----- AVAILABLE DATA -----

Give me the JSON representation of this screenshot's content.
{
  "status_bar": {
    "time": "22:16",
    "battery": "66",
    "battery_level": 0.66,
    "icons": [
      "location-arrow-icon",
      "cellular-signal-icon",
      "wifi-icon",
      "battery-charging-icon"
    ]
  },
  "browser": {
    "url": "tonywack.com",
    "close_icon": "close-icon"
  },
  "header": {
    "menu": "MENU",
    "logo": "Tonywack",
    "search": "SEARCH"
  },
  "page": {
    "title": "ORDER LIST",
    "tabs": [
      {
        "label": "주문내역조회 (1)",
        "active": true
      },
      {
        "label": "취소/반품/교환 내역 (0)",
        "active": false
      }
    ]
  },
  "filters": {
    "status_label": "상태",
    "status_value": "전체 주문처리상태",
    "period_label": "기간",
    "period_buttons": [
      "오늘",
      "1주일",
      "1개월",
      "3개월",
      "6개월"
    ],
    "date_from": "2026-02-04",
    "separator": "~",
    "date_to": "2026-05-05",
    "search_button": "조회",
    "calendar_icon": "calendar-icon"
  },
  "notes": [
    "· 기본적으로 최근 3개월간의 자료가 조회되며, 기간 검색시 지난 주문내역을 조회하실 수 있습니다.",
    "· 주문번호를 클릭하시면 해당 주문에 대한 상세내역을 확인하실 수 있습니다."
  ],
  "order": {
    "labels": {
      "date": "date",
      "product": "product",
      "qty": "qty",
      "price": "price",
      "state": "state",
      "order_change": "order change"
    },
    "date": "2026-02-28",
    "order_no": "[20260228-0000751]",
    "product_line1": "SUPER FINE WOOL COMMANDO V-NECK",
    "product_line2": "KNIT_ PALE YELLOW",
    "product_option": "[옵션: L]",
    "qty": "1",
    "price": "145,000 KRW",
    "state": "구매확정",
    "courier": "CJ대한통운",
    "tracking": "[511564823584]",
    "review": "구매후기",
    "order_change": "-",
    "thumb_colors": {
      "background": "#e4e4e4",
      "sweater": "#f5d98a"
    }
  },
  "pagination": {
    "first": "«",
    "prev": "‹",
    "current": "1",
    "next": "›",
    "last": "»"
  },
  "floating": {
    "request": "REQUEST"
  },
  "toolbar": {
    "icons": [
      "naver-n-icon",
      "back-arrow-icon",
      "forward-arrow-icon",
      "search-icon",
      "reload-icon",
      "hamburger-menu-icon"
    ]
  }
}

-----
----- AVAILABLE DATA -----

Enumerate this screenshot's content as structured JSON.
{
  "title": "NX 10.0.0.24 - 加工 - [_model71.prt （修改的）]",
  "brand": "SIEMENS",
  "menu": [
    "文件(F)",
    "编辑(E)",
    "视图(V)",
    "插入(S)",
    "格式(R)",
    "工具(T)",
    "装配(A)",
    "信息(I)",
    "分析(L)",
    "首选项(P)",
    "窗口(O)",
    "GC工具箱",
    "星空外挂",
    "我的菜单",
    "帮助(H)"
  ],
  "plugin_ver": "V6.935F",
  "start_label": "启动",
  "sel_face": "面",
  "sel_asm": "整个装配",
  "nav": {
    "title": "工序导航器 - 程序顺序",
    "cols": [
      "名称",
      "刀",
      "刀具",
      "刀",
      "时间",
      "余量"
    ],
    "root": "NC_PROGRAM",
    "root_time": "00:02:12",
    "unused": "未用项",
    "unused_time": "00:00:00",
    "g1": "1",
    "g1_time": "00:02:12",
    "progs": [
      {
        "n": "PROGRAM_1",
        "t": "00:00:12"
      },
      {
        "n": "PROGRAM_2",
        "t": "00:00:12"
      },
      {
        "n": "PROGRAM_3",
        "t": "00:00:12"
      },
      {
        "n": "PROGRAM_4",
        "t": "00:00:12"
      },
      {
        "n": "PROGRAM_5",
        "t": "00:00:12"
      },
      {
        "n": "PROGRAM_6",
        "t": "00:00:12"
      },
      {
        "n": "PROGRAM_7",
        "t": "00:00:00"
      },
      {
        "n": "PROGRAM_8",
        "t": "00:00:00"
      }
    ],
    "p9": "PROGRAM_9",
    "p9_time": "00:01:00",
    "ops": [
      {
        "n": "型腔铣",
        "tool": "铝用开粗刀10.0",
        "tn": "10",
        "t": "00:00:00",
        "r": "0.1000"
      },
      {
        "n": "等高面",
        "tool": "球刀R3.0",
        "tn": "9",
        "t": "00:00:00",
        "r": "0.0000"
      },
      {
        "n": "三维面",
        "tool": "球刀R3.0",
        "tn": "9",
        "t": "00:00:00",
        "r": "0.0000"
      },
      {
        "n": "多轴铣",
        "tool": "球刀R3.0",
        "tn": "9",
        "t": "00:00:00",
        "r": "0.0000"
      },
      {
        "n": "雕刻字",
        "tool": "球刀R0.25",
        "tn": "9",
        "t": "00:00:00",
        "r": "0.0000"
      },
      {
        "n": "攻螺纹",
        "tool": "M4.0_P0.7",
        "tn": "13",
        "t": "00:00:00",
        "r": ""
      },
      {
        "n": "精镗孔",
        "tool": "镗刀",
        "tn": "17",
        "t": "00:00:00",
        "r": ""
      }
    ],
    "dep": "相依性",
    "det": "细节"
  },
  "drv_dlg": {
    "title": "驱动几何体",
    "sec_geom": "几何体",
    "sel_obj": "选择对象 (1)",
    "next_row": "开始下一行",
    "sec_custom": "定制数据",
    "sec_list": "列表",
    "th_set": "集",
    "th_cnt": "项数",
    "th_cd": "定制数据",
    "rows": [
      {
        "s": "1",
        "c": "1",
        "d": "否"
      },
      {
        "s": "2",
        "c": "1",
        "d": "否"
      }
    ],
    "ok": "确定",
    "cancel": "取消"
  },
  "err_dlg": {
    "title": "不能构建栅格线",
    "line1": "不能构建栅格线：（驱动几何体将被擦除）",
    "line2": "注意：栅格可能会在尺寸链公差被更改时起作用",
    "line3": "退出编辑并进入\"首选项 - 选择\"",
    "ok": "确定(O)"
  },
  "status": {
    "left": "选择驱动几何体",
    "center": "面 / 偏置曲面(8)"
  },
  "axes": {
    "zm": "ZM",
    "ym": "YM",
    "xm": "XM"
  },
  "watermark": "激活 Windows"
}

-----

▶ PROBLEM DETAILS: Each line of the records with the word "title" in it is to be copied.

▶ ANSWER BOX:
    "title": "ORDER LIST",
  "title": "NX 10.0.0.24 - 加工 - [_model71.prt （修改的）]",
    "title": "工序导航器 - 程序顺序",
    "title": "驱动几何体",
    "title": "不能构建栅格线",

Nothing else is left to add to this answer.